TASK STATEMENT :: Copy the data below exactly.

BEGIN

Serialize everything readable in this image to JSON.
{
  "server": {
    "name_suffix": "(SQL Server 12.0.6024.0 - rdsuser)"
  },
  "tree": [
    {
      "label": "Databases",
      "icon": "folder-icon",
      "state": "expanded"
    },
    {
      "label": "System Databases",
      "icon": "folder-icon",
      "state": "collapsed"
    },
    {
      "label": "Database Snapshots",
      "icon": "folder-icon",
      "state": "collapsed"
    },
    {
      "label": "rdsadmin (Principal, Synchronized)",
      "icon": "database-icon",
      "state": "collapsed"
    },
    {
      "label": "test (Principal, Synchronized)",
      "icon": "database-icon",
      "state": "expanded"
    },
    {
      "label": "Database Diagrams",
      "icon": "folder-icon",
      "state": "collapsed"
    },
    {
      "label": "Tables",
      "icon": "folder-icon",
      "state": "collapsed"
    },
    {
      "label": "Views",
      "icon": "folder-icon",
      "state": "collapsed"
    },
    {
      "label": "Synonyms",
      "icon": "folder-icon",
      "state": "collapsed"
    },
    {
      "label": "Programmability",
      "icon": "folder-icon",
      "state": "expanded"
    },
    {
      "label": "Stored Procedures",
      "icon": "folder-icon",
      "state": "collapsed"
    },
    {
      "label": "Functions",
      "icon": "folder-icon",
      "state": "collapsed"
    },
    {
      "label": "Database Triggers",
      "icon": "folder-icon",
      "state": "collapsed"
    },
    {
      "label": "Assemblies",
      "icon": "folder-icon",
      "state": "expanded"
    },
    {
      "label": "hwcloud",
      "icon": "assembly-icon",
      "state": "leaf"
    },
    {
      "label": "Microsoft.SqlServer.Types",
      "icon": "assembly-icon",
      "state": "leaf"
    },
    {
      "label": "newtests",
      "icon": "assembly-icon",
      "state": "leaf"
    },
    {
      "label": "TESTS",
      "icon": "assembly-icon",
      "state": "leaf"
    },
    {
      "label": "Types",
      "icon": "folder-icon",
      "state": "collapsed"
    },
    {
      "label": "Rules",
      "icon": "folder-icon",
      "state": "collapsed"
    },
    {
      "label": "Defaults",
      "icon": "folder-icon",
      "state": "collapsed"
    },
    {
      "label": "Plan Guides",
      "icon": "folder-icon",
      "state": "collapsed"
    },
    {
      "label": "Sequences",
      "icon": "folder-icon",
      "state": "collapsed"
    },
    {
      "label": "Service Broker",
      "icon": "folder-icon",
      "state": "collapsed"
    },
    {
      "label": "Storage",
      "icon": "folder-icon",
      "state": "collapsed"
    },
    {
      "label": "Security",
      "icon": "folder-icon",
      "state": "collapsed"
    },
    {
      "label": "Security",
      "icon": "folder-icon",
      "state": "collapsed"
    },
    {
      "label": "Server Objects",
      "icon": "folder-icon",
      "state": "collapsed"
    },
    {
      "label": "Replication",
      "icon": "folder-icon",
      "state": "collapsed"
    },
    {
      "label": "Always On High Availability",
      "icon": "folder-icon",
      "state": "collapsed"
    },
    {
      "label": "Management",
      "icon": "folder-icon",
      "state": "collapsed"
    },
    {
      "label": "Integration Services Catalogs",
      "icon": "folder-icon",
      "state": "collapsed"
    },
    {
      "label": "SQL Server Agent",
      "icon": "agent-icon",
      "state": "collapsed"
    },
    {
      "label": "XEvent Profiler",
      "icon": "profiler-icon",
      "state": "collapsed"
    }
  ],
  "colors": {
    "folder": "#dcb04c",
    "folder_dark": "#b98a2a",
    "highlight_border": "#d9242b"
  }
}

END

TASK OUTPUT ::
Serialize everything readable in this image to JSON.
{
  "server": {
    "name_suffix": "(SQL Server 12.0.6024.0 - rdsuser)"
  },
  "tree": [
    {
      "label": "Databases",
      "icon": "folder-icon",
      "state": "expanded"
    },
    {
      "label": "System Databases",
      "icon": "folder-icon",
      "state": "collapsed"
    },
    {
      "label": "Database Snapshots",
      "icon": "folder-icon",
      "state": "collapsed"
    },
    {
      "label": "rdsadmin (Principal, Synchronized)",
      "icon": "database-icon",
      "state": "collapsed"
    },
    {
      "label": "test (Principal, Synchronized)",
      "icon": "database-icon",
      "state": "expanded"
    },
    {
      "label": "Database Diagrams",
      "icon": "folder-icon",
      "state": "collapsed"
    },
    {
      "label": "Tables",
      "icon": "folder-icon",
      "state": "collapsed"
    },
    {
      "label": "Views",
      "icon": "folder-icon",
      "state": "collapsed"
    },
    {
      "label": "Synonyms",
      "icon": "folder-icon",
      "state": "collapsed"
    },
    {
      "label": "Programmability",
      "icon": "folder-icon",
      "state": "expanded"
    },
    {
      "label": "Stored Procedures",
      "icon": "folder-icon",
      "state": "collapsed"
    },
    {
      "label": "Functions",
      "icon": "folder-icon",
      "state": "collapsed"
    },
    {
      "label": "Database Triggers",
      "icon": "folder-icon",
      "state": "collapsed"
    },
    {
      "label": "Assemblies",
      "icon": "folder-icon",
      "state": "expanded"
    },
    {
      "label": "hwcloud",
      "icon": "assembly-icon",
      "state": "leaf"
    },
    {
      "label": "Microsoft.SqlServer.Types",
      "icon": "assembly-icon",
      "state": "leaf"
    },
    {
      "label": "newtests",
      "icon": "assembly-icon",
      "state": "leaf"
    },
    {
      "label": "TESTS",
      "icon": "assembly-icon",
      "state": "leaf"
    },
    {
      "label": "Types",
      "icon": "folder-icon",
      "state": "collapsed"
    },
    {
      "label": "Rules",
      "icon": "folder-icon",
      "state": "collapsed"
    },
    {
      "label": "Defaults",
      "icon": "folder-icon",
      "state": "collapsed"
    },
    {
      "label": "Plan Guides",
      "icon": "folder-icon",
      "state": "collapsed"
    },
    {
      "label": "Sequences",
      "icon": "folder-icon",
      "state": "collapsed"
    },
    {
      "label": "Service Broker",
      "icon": "folder-icon",
      "state": "collapsed"
    },
    {
      "label": "Storage",
      "icon": "folder-icon",
      "state": "collapsed"
    },
    {
      "label": "Security",
      "icon": "folder-icon",
      "state": "collapsed"
    },
    {
      "label": "Security",
      "icon": "folder-icon",
      "state": "collapsed"
    },
    {
      "label": "Server Objects",
      "icon": "folder-icon",
      "state": "collapsed"
    },
    {
      "label": "Replication",
      "icon": "folder-icon",
      "state": "collapsed"
    },
    {
      "label": "Always On High Availability",
      "icon": "folder-icon",
      "state": "collapsed"
    },
    {
      "label": "Management",
      "icon": "folder-icon",
      "state": "collapsed"
    },
    {
      "label": "Integration Services Catalogs",
      "icon": "folder-icon",
      "state": "collapsed"
    },
    {
      "label": "SQL Server Agent",
      "icon": "agent-icon",
      "state": "collapsed"
    },
    {
      "label": "XEvent Profiler",
      "icon": "profiler-icon",
      "state": "collapsed"
    }
  ],
  "colors": {
    "folder": "#dcb04c",
    "folder_dark": "#b98a2a",
    "highlight_border": "#d9242b"
  }
}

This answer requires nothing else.